[THE TASK] Could each entry below be written out exactly, with every picture dropped?

[AVAILABLE DATA]
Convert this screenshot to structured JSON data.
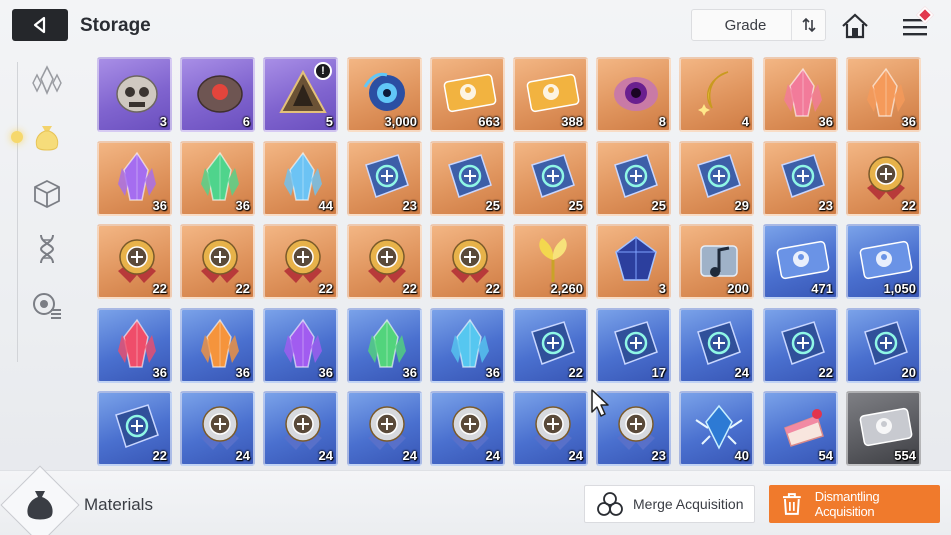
{
  "header": {
    "back_icon": "back-triangle-icon",
    "title": "Storage",
    "grade_label": "Grade",
    "sort_icon": "sort-arrows-icon",
    "home_icon": "home-icon",
    "menu_icon": "hamburger-menu-icon"
  },
  "sidebar": {
    "active_index": 1,
    "items": [
      {
        "name": "crystal-category",
        "icon": "crystal-icon"
      },
      {
        "name": "materials-category",
        "icon": "bag-icon"
      },
      {
        "name": "cube-category",
        "icon": "cube-icon"
      },
      {
        "name": "dna-category",
        "icon": "dna-icon"
      },
      {
        "name": "sensor-category",
        "icon": "sensor-icon"
      }
    ]
  },
  "grid": {
    "rows": [
      [
        {
          "item": "skull-rock",
          "rarity": "purple",
          "count": "3"
        },
        {
          "item": "red-core-rock",
          "rarity": "purple",
          "count": "6"
        },
        {
          "item": "pyramid-relic",
          "rarity": "purple",
          "count": "5",
          "badge": "!"
        },
        {
          "item": "blue-orb",
          "rarity": "orange",
          "count": "3,000"
        },
        {
          "item": "gold-card",
          "rarity": "orange",
          "count": "663"
        },
        {
          "item": "gold-ticket",
          "rarity": "orange",
          "count": "388"
        },
        {
          "item": "purple-eye",
          "rarity": "orange",
          "count": "8"
        },
        {
          "item": "gold-crescent",
          "rarity": "orange",
          "count": "4"
        },
        {
          "item": "pink-crystal",
          "rarity": "orange",
          "count": "36"
        },
        {
          "item": "orange-crystal",
          "rarity": "orange",
          "count": "36"
        }
      ],
      [
        {
          "item": "purple-crystal",
          "rarity": "orange",
          "count": "36"
        },
        {
          "item": "green-crystal",
          "rarity": "orange",
          "count": "36"
        },
        {
          "item": "blue-crystal",
          "rarity": "orange",
          "count": "44"
        },
        {
          "item": "book-swords",
          "rarity": "orange",
          "count": "23"
        },
        {
          "item": "book-shield",
          "rarity": "orange",
          "count": "25"
        },
        {
          "item": "book-target",
          "rarity": "orange",
          "count": "25"
        },
        {
          "item": "book-cross",
          "rarity": "orange",
          "count": "25"
        },
        {
          "item": "book-bolt",
          "rarity": "orange",
          "count": "29"
        },
        {
          "item": "book-circle",
          "rarity": "orange",
          "count": "23"
        },
        {
          "item": "medal-plus",
          "rarity": "orange",
          "count": "22"
        }
      ],
      [
        {
          "item": "medal-shield",
          "rarity": "orange",
          "count": "22"
        },
        {
          "item": "medal-target",
          "rarity": "orange",
          "count": "22"
        },
        {
          "item": "medal-cross",
          "rarity": "orange",
          "count": "22"
        },
        {
          "item": "medal-bolt",
          "rarity": "orange",
          "count": "22"
        },
        {
          "item": "medal-circle",
          "rarity": "orange",
          "count": "22"
        },
        {
          "item": "gold-sprout",
          "rarity": "orange",
          "count": "2,260"
        },
        {
          "item": "blue-gem",
          "rarity": "orange",
          "count": "3"
        },
        {
          "item": "music-scroll",
          "rarity": "orange",
          "count": "200"
        },
        {
          "item": "blue-card",
          "rarity": "blue",
          "count": "471"
        },
        {
          "item": "blue-ticket",
          "rarity": "blue",
          "count": "1,050"
        }
      ],
      [
        {
          "item": "red-shard",
          "rarity": "blue",
          "count": "36"
        },
        {
          "item": "orange-shard",
          "rarity": "blue",
          "count": "36"
        },
        {
          "item": "purple-shard",
          "rarity": "blue",
          "count": "36"
        },
        {
          "item": "green-shard",
          "rarity": "blue",
          "count": "36"
        },
        {
          "item": "cyan-shard",
          "rarity": "blue",
          "count": "36"
        },
        {
          "item": "blue-book-swords",
          "rarity": "blue",
          "count": "22"
        },
        {
          "item": "blue-book-shield",
          "rarity": "blue",
          "count": "17"
        },
        {
          "item": "blue-book-target",
          "rarity": "blue",
          "count": "24"
        },
        {
          "item": "blue-book-cross",
          "rarity": "blue",
          "count": "22"
        },
        {
          "item": "blue-book-bolt",
          "rarity": "blue",
          "count": "20"
        }
      ],
      [
        {
          "item": "blue-book-circle",
          "rarity": "blue",
          "count": "22"
        },
        {
          "item": "silver-medal-plus",
          "rarity": "blue",
          "count": "24"
        },
        {
          "item": "silver-medal-shield",
          "rarity": "blue",
          "count": "24"
        },
        {
          "item": "silver-medal-target",
          "rarity": "blue",
          "count": "24"
        },
        {
          "item": "silver-medal-cross",
          "rarity": "blue",
          "count": "24"
        },
        {
          "item": "silver-medal-bolt",
          "rarity": "blue",
          "count": "24"
        },
        {
          "item": "silver-medal-circle",
          "rarity": "blue",
          "count": "23"
        },
        {
          "item": "frost-orb",
          "rarity": "blue",
          "count": "40"
        },
        {
          "item": "strawberry-cake",
          "rarity": "blue",
          "count": "54"
        },
        {
          "item": "silver-card",
          "rarity": "gray",
          "count": "554"
        }
      ]
    ]
  },
  "footer": {
    "category_icon": "bag-icon",
    "category_label": "Materials",
    "merge_label": "Merge Acquisition",
    "merge_icon": "merge-circles-icon",
    "dismantle_label": "Dismantling Acquisition",
    "dismantle_icon": "trash-icon"
  },
  "colors": {
    "accent_orange": "#f07a2c",
    "rarity_purple": "#8064cf",
    "rarity_orange": "#e0955e",
    "rarity_blue": "#4a70cf",
    "rarity_gray": "#58595e",
    "badge_red": "#e2384d"
  }
}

[OUTPUT]
Convert this screenshot to structured JSON data.
{
  "header": {
    "back_icon": "back-triangle-icon",
    "title": "Storage",
    "grade_label": "Grade",
    "sort_icon": "sort-arrows-icon",
    "home_icon": "home-icon",
    "menu_icon": "hamburger-menu-icon"
  },
  "sidebar": {
    "active_index": 1,
    "items": [
      {
        "name": "crystal-category",
        "icon": "crystal-icon"
      },
      {
        "name": "materials-category",
        "icon": "bag-icon"
      },
      {
        "name": "cube-category",
        "icon": "cube-icon"
      },
      {
        "name": "dna-category",
        "icon": "dna-icon"
      },
      {
        "name": "sensor-category",
        "icon": "sensor-icon"
      }
    ]
  },
  "grid": {
    "rows": [
      [
        {
          "item": "skull-rock",
          "rarity": "purple",
          "count": "3"
        },
        {
          "item": "red-core-rock",
          "rarity": "purple",
          "count": "6"
        },
        {
          "item": "pyramid-relic",
          "rarity": "purple",
          "count": "5",
          "badge": "!"
        },
        {
          "item": "blue-orb",
          "rarity": "orange",
          "count": "3,000"
        },
        {
          "item": "gold-card",
          "rarity": "orange",
          "count": "663"
        },
        {
          "item": "gold-ticket",
          "rarity": "orange",
          "count": "388"
        },
        {
          "item": "purple-eye",
          "rarity": "orange",
          "count": "8"
        },
        {
          "item": "gold-crescent",
          "rarity": "orange",
          "count": "4"
        },
        {
          "item": "pink-crystal",
          "rarity": "orange",
          "count": "36"
        },
        {
          "item": "orange-crystal",
          "rarity": "orange",
          "count": "36"
        }
      ],
      [
        {
          "item": "purple-crystal",
          "rarity": "orange",
          "count": "36"
        },
        {
          "item": "green-crystal",
          "rarity": "orange",
          "count": "36"
        },
        {
          "item": "blue-crystal",
          "rarity": "orange",
          "count": "44"
        },
        {
          "item": "book-swords",
          "rarity": "orange",
          "count": "23"
        },
        {
          "item": "book-shield",
          "rarity": "orange",
          "count": "25"
        },
        {
          "item": "book-target",
          "rarity": "orange",
          "count": "25"
        },
        {
          "item": "book-cross",
          "rarity": "orange",
          "count": "25"
        },
        {
          "item": "book-bolt",
          "rarity": "orange",
          "count": "29"
        },
        {
          "item": "book-circle",
          "rarity": "orange",
          "count": "23"
        },
        {
          "item": "medal-plus",
          "rarity": "orange",
          "count": "22"
        }
      ],
      [
        {
          "item": "medal-shield",
          "rarity": "orange",
          "count": "22"
        },
        {
          "item": "medal-target",
          "rarity": "orange",
          "count": "22"
        },
        {
          "item": "medal-cross",
          "rarity": "orange",
          "count": "22"
        },
        {
          "item": "medal-bolt",
          "rarity": "orange",
          "count": "22"
        },
        {
          "item": "medal-circle",
          "rarity": "orange",
          "count": "22"
        },
        {
          "item": "gold-sprout",
          "rarity": "orange",
          "count": "2,260"
        },
        {
          "item": "blue-gem",
          "rarity": "orange",
          "count": "3"
        },
        {
          "item": "music-scroll",
          "rarity": "orange",
          "count": "200"
        },
        {
          "item": "blue-card",
          "rarity": "blue",
          "count": "471"
        },
        {
          "item": "blue-ticket",
          "rarity": "blue",
          "count": "1,050"
        }
      ],
      [
        {
          "item": "red-shard",
          "rarity": "blue",
          "count": "36"
        },
        {
          "item": "orange-shard",
          "rarity": "blue",
          "count": "36"
        },
        {
          "item": "purple-shard",
          "rarity": "blue",
          "count": "36"
        },
        {
          "item": "green-shard",
          "rarity": "blue",
          "count": "36"
        },
        {
          "item": "cyan-shard",
          "rarity": "blue",
          "count": "36"
        },
        {
          "item": "blue-book-swords",
          "rarity": "blue",
          "count": "22"
        },
        {
          "item": "blue-book-shield",
          "rarity": "blue",
          "count": "17"
        },
        {
          "item": "blue-book-target",
          "rarity": "blue",
          "count": "24"
        },
        {
          "item": "blue-book-cross",
          "rarity": "blue",
          "count": "22"
        },
        {
          "item": "blue-book-bolt",
          "rarity": "blue",
          "count": "20"
        }
      ],
      [
        {
          "item": "blue-book-circle",
          "rarity": "blue",
          "count": "22"
        },
        {
          "item": "silver-medal-plus",
          "rarity": "blue",
          "count": "24"
        },
        {
          "item": "silver-medal-shield",
          "rarity": "blue",
          "count": "24"
        },
        {
          "item": "silver-medal-target",
          "rarity": "blue",
          "count": "24"
        },
        {
          "item": "silver-medal-cross",
          "rarity": "blue",
          "count": "24"
        },
        {
          "item": "silver-medal-bolt",
          "rarity": "blue",
          "count": "24"
        },
        {
          "item": "silver-medal-circle",
          "rarity": "blue",
          "count": "23"
        },
        {
          "item": "frost-orb",
          "rarity": "blue",
          "count": "40"
        },
        {
          "item": "strawberry-cake",
          "rarity": "blue",
          "count": "54"
        },
        {
          "item": "silver-card",
          "rarity": "gray",
          "count": "554"
        }
      ]
    ]
  },
  "footer": {
    "category_icon": "bag-icon",
    "category_label": "Materials",
    "merge_label": "Merge Acquisition",
    "merge_icon": "merge-circles-icon",
    "dismantle_label": "Dismantling Acquisition",
    "dismantle_icon": "trash-icon"
  },
  "colors": {
    "accent_orange": "#f07a2c",
    "rarity_purple": "#8064cf",
    "rarity_orange": "#e0955e",
    "rarity_blue": "#4a70cf",
    "rarity_gray": "#58595e",
    "badge_red": "#e2384d"
  }
}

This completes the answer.